Records from a dataset:
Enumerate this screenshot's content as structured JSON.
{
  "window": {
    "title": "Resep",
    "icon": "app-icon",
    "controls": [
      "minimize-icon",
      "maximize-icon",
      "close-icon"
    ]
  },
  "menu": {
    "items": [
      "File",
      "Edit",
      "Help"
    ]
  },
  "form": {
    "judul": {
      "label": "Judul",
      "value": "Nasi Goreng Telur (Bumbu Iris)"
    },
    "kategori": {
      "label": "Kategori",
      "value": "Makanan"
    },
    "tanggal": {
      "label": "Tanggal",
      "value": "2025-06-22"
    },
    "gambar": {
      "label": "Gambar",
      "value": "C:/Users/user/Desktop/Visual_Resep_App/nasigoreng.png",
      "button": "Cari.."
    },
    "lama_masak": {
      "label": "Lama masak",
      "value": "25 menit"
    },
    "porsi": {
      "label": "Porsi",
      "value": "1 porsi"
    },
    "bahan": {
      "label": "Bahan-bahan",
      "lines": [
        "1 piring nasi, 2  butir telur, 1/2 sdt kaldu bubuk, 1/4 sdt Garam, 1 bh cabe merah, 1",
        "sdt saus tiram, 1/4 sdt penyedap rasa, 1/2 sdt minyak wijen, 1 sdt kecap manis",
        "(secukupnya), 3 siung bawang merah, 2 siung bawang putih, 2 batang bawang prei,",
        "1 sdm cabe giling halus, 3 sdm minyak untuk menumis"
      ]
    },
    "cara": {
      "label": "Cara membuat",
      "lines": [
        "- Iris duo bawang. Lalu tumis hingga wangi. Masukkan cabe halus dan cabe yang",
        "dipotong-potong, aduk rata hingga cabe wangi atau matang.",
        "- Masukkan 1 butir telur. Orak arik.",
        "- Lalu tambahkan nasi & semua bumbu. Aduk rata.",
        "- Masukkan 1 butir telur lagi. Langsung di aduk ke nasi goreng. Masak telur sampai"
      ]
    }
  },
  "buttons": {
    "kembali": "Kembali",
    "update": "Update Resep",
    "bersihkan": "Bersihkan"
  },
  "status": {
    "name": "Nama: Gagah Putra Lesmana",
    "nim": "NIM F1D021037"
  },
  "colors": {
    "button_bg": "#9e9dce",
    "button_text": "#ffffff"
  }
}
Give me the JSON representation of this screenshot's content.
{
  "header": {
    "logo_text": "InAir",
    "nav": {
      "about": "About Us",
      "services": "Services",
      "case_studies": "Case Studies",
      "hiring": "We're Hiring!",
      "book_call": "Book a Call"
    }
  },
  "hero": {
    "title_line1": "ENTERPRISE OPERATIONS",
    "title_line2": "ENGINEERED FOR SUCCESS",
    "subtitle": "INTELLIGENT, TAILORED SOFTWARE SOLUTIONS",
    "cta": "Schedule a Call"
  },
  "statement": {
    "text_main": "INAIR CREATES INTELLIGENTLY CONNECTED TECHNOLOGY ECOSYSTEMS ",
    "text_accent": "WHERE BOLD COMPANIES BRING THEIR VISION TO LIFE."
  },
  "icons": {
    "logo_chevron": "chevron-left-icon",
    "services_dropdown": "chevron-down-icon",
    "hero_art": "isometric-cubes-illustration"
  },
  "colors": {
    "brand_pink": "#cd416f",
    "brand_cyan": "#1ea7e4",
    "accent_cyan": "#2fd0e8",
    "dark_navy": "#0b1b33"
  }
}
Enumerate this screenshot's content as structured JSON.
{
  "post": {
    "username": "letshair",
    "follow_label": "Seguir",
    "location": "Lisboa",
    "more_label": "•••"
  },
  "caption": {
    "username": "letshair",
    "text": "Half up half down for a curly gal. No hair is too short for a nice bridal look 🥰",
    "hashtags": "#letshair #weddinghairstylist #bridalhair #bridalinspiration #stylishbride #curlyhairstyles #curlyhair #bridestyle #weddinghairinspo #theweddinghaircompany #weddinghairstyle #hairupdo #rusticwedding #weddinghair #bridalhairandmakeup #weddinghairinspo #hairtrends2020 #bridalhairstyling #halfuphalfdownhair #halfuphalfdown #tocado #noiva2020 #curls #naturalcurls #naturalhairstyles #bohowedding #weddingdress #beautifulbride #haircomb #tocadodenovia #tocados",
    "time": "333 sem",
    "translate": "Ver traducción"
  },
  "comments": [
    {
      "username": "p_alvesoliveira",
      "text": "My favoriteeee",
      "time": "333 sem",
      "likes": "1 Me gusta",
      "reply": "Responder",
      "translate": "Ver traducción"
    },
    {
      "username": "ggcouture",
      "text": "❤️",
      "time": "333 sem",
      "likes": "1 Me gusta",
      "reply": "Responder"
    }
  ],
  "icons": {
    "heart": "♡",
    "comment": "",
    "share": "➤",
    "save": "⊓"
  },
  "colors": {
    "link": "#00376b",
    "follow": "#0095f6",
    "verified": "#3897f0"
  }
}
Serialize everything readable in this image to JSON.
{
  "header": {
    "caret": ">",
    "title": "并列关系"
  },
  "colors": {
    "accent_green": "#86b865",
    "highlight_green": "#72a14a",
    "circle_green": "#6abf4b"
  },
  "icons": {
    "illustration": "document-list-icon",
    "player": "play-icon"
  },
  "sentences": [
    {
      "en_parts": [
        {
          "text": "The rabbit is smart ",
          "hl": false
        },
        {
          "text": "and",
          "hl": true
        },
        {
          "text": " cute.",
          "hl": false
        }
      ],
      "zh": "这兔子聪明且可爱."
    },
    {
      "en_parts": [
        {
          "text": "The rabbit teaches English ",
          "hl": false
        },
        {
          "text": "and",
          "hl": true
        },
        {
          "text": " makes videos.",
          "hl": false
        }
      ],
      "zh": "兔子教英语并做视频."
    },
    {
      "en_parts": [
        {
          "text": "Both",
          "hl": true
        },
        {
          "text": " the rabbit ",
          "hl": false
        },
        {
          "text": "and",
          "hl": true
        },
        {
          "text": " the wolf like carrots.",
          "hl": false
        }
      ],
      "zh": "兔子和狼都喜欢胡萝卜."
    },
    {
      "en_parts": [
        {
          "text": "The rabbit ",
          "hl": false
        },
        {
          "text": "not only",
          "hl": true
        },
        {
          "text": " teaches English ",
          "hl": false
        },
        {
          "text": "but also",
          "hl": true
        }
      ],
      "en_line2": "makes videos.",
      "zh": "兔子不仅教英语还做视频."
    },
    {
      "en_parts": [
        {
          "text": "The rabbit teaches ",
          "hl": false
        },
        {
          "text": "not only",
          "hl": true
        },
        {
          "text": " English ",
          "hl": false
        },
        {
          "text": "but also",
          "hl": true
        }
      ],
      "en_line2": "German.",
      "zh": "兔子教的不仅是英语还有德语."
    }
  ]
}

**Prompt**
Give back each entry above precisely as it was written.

**Answer area**
Enumerate this screenshot's content as structured JSON.
{
  "window": {
    "title": "Resep",
    "icon": "app-icon",
    "controls": [
      "minimize-icon",
      "maximize-icon",
      "close-icon"
    ]
  },
  "menu": {
    "items": [
      "File",
      "Edit",
      "Help"
    ]
  },
  "form": {
    "judul": {
      "label": "Judul",
      "value": "Nasi Goreng Telur (Bumbu Iris)"
    },
    "kategori": {
      "label": "Kategori",
      "value": "Makanan"
    },
    "tanggal": {
      "label": "Tanggal",
      "value": "2025-06-22"
    },
    "gambar": {
      "label": "Gambar",
      "value": "C:/Users/user/Desktop/Visual_Resep_App/nasigoreng.png",
      "button": "Cari.."
    },
    "lama_masak": {
      "label": "Lama masak",
      "value": "25 menit"
    },
    "porsi": {
      "label": "Porsi",
      "value": "1 porsi"
    },
    "bahan": {
      "label": "Bahan-bahan",
      "lines": [
        "1 piring nasi, 2  butir telur, 1/2 sdt kaldu bubuk, 1/4 sdt Garam, 1 bh cabe merah, 1",
        "sdt saus tiram, 1/4 sdt penyedap rasa, 1/2 sdt minyak wijen, 1 sdt kecap manis",
        "(secukupnya), 3 siung bawang merah, 2 siung bawang putih, 2 batang bawang prei,",
        "1 sdm cabe giling halus, 3 sdm minyak untuk menumis"
      ]
    },
    "cara": {
      "label": "Cara membuat",
      "lines": [
        "- Iris duo bawang. Lalu tumis hingga wangi. Masukkan cabe halus dan cabe yang",
        "dipotong-potong, aduk rata hingga cabe wangi atau matang.",
        "- Masukkan 1 butir telur. Orak arik.",
        "- Lalu tambahkan nasi & semua bumbu. Aduk rata.",
        "- Masukkan 1 butir telur lagi. Langsung di aduk ke nasi goreng. Masak telur sampai"
      ]
    }
  },
  "buttons": {
    "kembali": "Kembali",
    "update": "Update Resep",
    "bersihkan": "Bersihkan"
  },
  "status": {
    "name": "Nama: Gagah Putra Lesmana",
    "nim": "NIM F1D021037"
  },
  "colors": {
    "button_bg": "#9e9dce",
    "button_text": "#ffffff"
  }
}
Give me the JSON representation of this screenshot's content.
{
  "header": {
    "logo_text": "InAir",
    "nav": {
      "about": "About Us",
      "services": "Services",
      "case_studies": "Case Studies",
      "hiring": "We're Hiring!",
      "book_call": "Book a Call"
    }
  },
  "hero": {
    "title_line1": "ENTERPRISE OPERATIONS",
    "title_line2": "ENGINEERED FOR SUCCESS",
    "subtitle": "INTELLIGENT, TAILORED SOFTWARE SOLUTIONS",
    "cta": "Schedule a Call"
  },
  "statement": {
    "text_main": "INAIR CREATES INTELLIGENTLY CONNECTED TECHNOLOGY ECOSYSTEMS ",
    "text_accent": "WHERE BOLD COMPANIES BRING THEIR VISION TO LIFE."
  },
  "icons": {
    "logo_chevron": "chevron-left-icon",
    "services_dropdown": "chevron-down-icon",
    "hero_art": "isometric-cubes-illustration"
  },
  "colors": {
    "brand_pink": "#cd416f",
    "brand_cyan": "#1ea7e4",
    "accent_cyan": "#2fd0e8",
    "dark_navy": "#0b1b33"
  }
}
Enumerate this screenshot's content as structured JSON.
{
  "post": {
    "username": "letshair",
    "follow_label": "Seguir",
    "location": "Lisboa",
    "more_label": "•••"
  },
  "caption": {
    "username": "letshair",
    "text": "Half up half down for a curly gal. No hair is too short for a nice bridal look 🥰",
    "hashtags": "#letshair #weddinghairstylist #bridalhair #bridalinspiration #stylishbride #curlyhairstyles #curlyhair #bridestyle #weddinghairinspo #theweddinghaircompany #weddinghairstyle #hairupdo #rusticwedding #weddinghair #bridalhairandmakeup #weddinghairinspo #hairtrends2020 #bridalhairstyling #halfuphalfdownhair #halfuphalfdown #tocado #noiva2020 #curls #naturalcurls #naturalhairstyles #bohowedding #weddingdress #beautifulbride #haircomb #tocadodenovia #tocados",
    "time": "333 sem",
    "translate": "Ver traducción"
  },
  "comments": [
    {
      "username": "p_alvesoliveira",
      "text": "My favoriteeee",
      "time": "333 sem",
      "likes": "1 Me gusta",
      "reply": "Responder",
      "translate": "Ver traducción"
    },
    {
      "username": "ggcouture",
      "text": "❤️",
      "time": "333 sem",
      "likes": "1 Me gusta",
      "reply": "Responder"
    }
  ],
  "icons": {
    "heart": "♡",
    "comment": "",
    "share": "➤",
    "save": "⊓"
  },
  "colors": {
    "link": "#00376b",
    "follow": "#0095f6",
    "verified": "#3897f0"
  }
}
Serialize everything readable in this image to JSON.
{
  "header": {
    "caret": ">",
    "title": "并列关系"
  },
  "colors": {
    "accent_green": "#86b865",
    "highlight_green": "#72a14a",
    "circle_green": "#6abf4b"
  },
  "icons": {
    "illustration": "document-list-icon",
    "player": "play-icon"
  },
  "sentences": [
    {
      "en_parts": [
        {
          "text": "The rabbit is smart ",
          "hl": false
        },
        {
          "text": "and",
          "hl": true
        },
        {
          "text": " cute.",
          "hl": false
        }
      ],
      "zh": "这兔子聪明且可爱."
    },
    {
      "en_parts": [
        {
          "text": "The rabbit teaches English ",
          "hl": false
        },
        {
          "text": "and",
          "hl": true
        },
        {
          "text": " makes videos.",
          "hl": false
        }
      ],
      "zh": "兔子教英语并做视频."
    },
    {
      "en_parts": [
        {
          "text": "Both",
          "hl": true
        },
        {
          "text": " the rabbit ",
          "hl": false
        },
        {
          "text": "and",
          "hl": true
        },
        {
          "text": " the wolf like carrots.",
          "hl": false
        }
      ],
      "zh": "兔子和狼都喜欢胡萝卜."
    },
    {
      "en_parts": [
        {
          "text": "The rabbit ",
          "hl": false
        },
        {
          "text": "not only",
          "hl": true
        },
        {
          "text": " teaches English ",
          "hl": false
        },
        {
          "text": "but also",
          "hl": true
        }
      ],
      "en_line2": "makes videos.",
      "zh": "兔子不仅教英语还做视频."
    },
    {
      "en_parts": [
        {
          "text": "The rabbit teaches ",
          "hl": false
        },
        {
          "text": "not only",
          "hl": true
        },
        {
          "text": " English ",
          "hl": false
        },
        {
          "text": "but also",
          "hl": true
        }
      ],
      "en_line2": "German.",
      "zh": "兔子教的不仅是英语还有德语."
    }
  ]
}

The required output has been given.